Records from a collection
━━━━
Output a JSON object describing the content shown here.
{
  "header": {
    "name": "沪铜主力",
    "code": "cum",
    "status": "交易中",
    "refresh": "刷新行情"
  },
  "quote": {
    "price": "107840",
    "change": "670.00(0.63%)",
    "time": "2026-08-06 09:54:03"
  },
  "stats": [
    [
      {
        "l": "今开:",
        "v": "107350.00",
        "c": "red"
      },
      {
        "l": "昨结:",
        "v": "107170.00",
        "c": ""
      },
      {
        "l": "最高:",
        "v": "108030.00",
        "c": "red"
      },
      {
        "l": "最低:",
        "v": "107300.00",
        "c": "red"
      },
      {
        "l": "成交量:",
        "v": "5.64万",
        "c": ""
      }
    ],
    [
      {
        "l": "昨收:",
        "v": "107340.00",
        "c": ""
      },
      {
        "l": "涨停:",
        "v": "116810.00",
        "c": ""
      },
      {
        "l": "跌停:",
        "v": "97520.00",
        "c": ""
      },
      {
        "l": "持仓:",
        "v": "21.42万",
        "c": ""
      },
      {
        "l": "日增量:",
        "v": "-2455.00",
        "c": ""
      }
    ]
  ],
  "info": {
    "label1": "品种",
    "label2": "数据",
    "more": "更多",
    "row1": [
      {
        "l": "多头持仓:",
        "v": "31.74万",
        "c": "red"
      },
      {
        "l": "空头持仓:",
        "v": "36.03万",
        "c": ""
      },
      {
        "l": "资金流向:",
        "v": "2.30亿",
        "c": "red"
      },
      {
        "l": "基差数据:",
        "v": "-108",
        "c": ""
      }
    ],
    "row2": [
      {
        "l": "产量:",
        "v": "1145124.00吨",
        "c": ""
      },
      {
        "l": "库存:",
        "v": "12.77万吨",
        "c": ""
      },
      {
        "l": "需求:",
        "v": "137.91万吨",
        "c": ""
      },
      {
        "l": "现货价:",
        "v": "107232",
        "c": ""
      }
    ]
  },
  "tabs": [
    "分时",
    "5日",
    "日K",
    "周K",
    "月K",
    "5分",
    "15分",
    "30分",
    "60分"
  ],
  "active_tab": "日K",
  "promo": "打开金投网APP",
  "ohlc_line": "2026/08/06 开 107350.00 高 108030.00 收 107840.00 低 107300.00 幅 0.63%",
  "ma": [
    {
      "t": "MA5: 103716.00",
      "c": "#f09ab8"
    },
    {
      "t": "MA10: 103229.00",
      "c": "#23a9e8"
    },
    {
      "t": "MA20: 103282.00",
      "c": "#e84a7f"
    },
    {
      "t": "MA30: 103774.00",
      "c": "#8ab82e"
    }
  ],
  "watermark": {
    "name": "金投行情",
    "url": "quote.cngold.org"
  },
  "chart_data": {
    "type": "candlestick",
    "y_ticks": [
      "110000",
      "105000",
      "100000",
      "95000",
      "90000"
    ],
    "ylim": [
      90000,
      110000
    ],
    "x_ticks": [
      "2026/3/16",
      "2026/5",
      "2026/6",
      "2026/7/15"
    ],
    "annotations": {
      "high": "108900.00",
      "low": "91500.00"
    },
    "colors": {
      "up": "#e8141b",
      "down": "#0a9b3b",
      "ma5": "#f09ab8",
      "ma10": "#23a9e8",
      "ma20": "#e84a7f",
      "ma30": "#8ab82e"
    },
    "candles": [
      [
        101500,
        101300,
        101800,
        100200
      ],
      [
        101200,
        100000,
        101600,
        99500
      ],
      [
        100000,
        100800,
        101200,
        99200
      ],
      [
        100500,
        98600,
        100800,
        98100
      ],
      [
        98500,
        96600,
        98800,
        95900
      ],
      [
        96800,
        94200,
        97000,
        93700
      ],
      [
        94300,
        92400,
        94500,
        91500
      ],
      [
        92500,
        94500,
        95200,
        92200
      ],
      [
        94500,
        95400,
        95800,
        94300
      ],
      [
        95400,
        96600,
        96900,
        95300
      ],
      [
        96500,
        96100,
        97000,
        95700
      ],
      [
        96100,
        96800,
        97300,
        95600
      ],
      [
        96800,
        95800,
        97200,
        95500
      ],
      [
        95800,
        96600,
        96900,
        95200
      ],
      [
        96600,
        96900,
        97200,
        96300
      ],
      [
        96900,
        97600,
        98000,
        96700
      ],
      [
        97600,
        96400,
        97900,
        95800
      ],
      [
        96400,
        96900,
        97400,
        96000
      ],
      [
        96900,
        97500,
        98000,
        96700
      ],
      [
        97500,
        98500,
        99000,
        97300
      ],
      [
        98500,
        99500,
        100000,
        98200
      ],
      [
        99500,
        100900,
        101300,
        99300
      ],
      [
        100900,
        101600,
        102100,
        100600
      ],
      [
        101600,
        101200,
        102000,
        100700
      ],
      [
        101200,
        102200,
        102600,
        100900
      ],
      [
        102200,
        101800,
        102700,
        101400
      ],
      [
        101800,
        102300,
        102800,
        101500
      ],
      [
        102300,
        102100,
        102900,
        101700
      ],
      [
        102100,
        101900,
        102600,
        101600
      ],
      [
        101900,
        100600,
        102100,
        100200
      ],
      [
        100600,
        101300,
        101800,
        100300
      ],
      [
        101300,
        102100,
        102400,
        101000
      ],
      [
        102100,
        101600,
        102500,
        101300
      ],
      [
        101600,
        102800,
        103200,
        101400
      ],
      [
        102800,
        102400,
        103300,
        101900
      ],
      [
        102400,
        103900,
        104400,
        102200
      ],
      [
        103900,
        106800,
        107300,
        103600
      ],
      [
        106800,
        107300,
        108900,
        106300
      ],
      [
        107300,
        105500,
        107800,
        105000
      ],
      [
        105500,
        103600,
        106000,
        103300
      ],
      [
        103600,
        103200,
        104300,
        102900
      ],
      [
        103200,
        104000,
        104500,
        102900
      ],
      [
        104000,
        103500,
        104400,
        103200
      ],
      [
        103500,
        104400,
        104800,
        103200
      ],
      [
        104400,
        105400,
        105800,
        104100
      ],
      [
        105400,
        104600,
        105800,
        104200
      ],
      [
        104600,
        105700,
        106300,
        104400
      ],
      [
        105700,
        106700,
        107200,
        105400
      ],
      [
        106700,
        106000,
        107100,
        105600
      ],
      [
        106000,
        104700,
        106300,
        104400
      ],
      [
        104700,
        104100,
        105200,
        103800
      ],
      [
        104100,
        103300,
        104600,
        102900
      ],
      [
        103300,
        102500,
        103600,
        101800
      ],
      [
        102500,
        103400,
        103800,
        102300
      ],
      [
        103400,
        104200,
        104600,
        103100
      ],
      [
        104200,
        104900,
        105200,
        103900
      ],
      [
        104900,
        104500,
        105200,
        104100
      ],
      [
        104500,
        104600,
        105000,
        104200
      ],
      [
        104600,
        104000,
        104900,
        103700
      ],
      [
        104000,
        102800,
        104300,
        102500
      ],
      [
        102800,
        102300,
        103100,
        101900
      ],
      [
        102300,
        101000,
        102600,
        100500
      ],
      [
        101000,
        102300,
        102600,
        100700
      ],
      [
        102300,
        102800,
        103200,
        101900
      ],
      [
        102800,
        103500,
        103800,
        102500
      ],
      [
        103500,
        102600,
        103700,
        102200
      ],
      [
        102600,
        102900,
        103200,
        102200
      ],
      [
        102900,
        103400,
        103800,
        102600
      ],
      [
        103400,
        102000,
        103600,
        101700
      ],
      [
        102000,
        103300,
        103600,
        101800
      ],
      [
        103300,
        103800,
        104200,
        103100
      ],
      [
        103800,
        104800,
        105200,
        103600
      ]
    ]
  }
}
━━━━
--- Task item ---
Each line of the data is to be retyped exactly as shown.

--- Problem solution ---
Output a JSON object describing the content shown here.
{
  "header": {
    "name": "沪铜主力",
    "code": "cum",
    "status": "交易中",
    "refresh": "刷新行情"
  },
  "quote": {
    "price": "107840",
    "change": "670.00(0.63%)",
    "time": "2026-08-06 09:54:03"
  },
  "stats": [
    [
      {
        "l": "今开:",
        "v": "107350.00",
        "c": "red"
      },
      {
        "l": "昨结:",
        "v": "107170.00",
        "c": ""
      },
      {
        "l": "最高:",
        "v": "108030.00",
        "c": "red"
      },
      {
        "l": "最低:",
        "v": "107300.00",
        "c": "red"
      },
      {
        "l": "成交量:",
        "v": "5.64万",
        "c": ""
      }
    ],
    [
      {
        "l": "昨收:",
        "v": "107340.00",
        "c": ""
      },
      {
        "l": "涨停:",
        "v": "116810.00",
        "c": ""
      },
      {
        "l": "跌停:",
        "v": "97520.00",
        "c": ""
      },
      {
        "l": "持仓:",
        "v": "21.42万",
        "c": ""
      },
      {
        "l": "日增量:",
        "v": "-2455.00",
        "c": ""
      }
    ]
  ],
  "info": {
    "label1": "品种",
    "label2": "数据",
    "more": "更多",
    "row1": [
      {
        "l": "多头持仓:",
        "v": "31.74万",
        "c": "red"
      },
      {
        "l": "空头持仓:",
        "v": "36.03万",
        "c": ""
      },
      {
        "l": "资金流向:",
        "v": "2.30亿",
        "c": "red"
      },
      {
        "l": "基差数据:",
        "v": "-108",
        "c": ""
      }
    ],
    "row2": [
      {
        "l": "产量:",
        "v": "1145124.00吨",
        "c": ""
      },
      {
        "l": "库存:",
        "v": "12.77万吨",
        "c": ""
      },
      {
        "l": "需求:",
        "v": "137.91万吨",
        "c": ""
      },
      {
        "l": "现货价:",
        "v": "107232",
        "c": ""
      }
    ]
  },
  "tabs": [
    "分时",
    "5日",
    "日K",
    "周K",
    "月K",
    "5分",
    "15分",
    "30分",
    "60分"
  ],
  "active_tab": "日K",
  "promo": "打开金投网APP",
  "ohlc_line": "2026/08/06 开 107350.00 高 108030.00 收 107840.00 低 107300.00 幅 0.63%",
  "ma": [
    {
      "t": "MA5: 103716.00",
      "c": "#f09ab8"
    },
    {
      "t": "MA10: 103229.00",
      "c": "#23a9e8"
    },
    {
      "t": "MA20: 103282.00",
      "c": "#e84a7f"
    },
    {
      "t": "MA30: 103774.00",
      "c": "#8ab82e"
    }
  ],
  "watermark": {
    "name": "金投行情",
    "url": "quote.cngold.org"
  },
  "chart_data": {
    "type": "candlestick",
    "y_ticks": [
      "110000",
      "105000",
      "100000",
      "95000",
      "90000"
    ],
    "ylim": [
      90000,
      110000
    ],
    "x_ticks": [
      "2026/3/16",
      "2026/5",
      "2026/6",
      "2026/7/15"
    ],
    "annotations": {
      "high": "108900.00",
      "low": "91500.00"
    },
    "colors": {
      "up": "#e8141b",
      "down": "#0a9b3b",
      "ma5": "#f09ab8",
      "ma10": "#23a9e8",
      "ma20": "#e84a7f",
      "ma30": "#8ab82e"
    },
    "candles": [
      [
        101500,
        101300,
        101800,
        100200
      ],
      [
        101200,
        100000,
        101600,
        99500
      ],
      [
        100000,
        100800,
        101200,
        99200
      ],
      [
        100500,
        98600,
        100800,
        98100
      ],
      [
        98500,
        96600,
        98800,
        95900
      ],
      [
        96800,
        94200,
        97000,
        93700
      ],
      [
        94300,
        92400,
        94500,
        91500
      ],
      [
        92500,
        94500,
        95200,
        92200
      ],
      [
        94500,
        95400,
        95800,
        94300
      ],
      [
        95400,
        96600,
        96900,
        95300
      ],
      [
        96500,
        96100,
        97000,
        95700
      ],
      [
        96100,
        96800,
        97300,
        95600
      ],
      [
        96800,
        95800,
        97200,
        95500
      ],
      [
        95800,
        96600,
        96900,
        95200
      ],
      [
        96600,
        96900,
        97200,
        96300
      ],
      [
        96900,
        97600,
        98000,
        96700
      ],
      [
        97600,
        96400,
        97900,
        95800
      ],
      [
        96400,
        96900,
        97400,
        96000
      ],
      [
        96900,
        97500,
        98000,
        96700
      ],
      [
        97500,
        98500,
        99000,
        97300
      ],
      [
        98500,
        99500,
        100000,
        98200
      ],
      [
        99500,
        100900,
        101300,
        99300
      ],
      [
        100900,
        101600,
        102100,
        100600
      ],
      [
        101600,
        101200,
        102000,
        100700
      ],
      [
        101200,
        102200,
        102600,
        100900
      ],
      [
        102200,
        101800,
        102700,
        101400
      ],
      [
        101800,
        102300,
        102800,
        101500
      ],
      [
        102300,
        102100,
        102900,
        101700
      ],
      [
        102100,
        101900,
        102600,
        101600
      ],
      [
        101900,
        100600,
        102100,
        100200
      ],
      [
        100600,
        101300,
        101800,
        100300
      ],
      [
        101300,
        102100,
        102400,
        101000
      ],
      [
        102100,
        101600,
        102500,
        101300
      ],
      [
        101600,
        102800,
        103200,
        101400
      ],
      [
        102800,
        102400,
        103300,
        101900
      ],
      [
        102400,
        103900,
        104400,
        102200
      ],
      [
        103900,
        106800,
        107300,
        103600
      ],
      [
        106800,
        107300,
        108900,
        106300
      ],
      [
        107300,
        105500,
        107800,
        105000
      ],
      [
        105500,
        103600,
        106000,
        103300
      ],
      [
        103600,
        103200,
        104300,
        102900
      ],
      [
        103200,
        104000,
        104500,
        102900
      ],
      [
        104000,
        103500,
        104400,
        103200
      ],
      [
        103500,
        104400,
        104800,
        103200
      ],
      [
        104400,
        105400,
        105800,
        104100
      ],
      [
        105400,
        104600,
        105800,
        104200
      ],
      [
        104600,
        105700,
        106300,
        104400
      ],
      [
        105700,
        106700,
        107200,
        105400
      ],
      [
        106700,
        106000,
        107100,
        105600
      ],
      [
        106000,
        104700,
        106300,
        104400
      ],
      [
        104700,
        104100,
        105200,
        103800
      ],
      [
        104100,
        103300,
        104600,
        102900
      ],
      [
        103300,
        102500,
        103600,
        101800
      ],
      [
        102500,
        103400,
        103800,
        102300
      ],
      [
        103400,
        104200,
        104600,
        103100
      ],
      [
        104200,
        104900,
        105200,
        103900
      ],
      [
        104900,
        104500,
        105200,
        104100
      ],
      [
        104500,
        104600,
        105000,
        104200
      ],
      [
        104600,
        104000,
        104900,
        103700
      ],
      [
        104000,
        102800,
        104300,
        102500
      ],
      [
        102800,
        102300,
        103100,
        101900
      ],
      [
        102300,
        101000,
        102600,
        100500
      ],
      [
        101000,
        102300,
        102600,
        100700
      ],
      [
        102300,
        102800,
        103200,
        101900
      ],
      [
        102800,
        103500,
        103800,
        102500
      ],
      [
        103500,
        102600,
        103700,
        102200
      ],
      [
        102600,
        102900,
        103200,
        102200
      ],
      [
        102900,
        103400,
        103800,
        102600
      ],
      [
        103400,
        102000,
        103600,
        101700
      ],
      [
        102000,
        103300,
        103600,
        101800
      ],
      [
        103300,
        103800,
        104200,
        103100
      ],
      [
        103800,
        104800,
        105200,
        103600
      ]
    ]
  }
}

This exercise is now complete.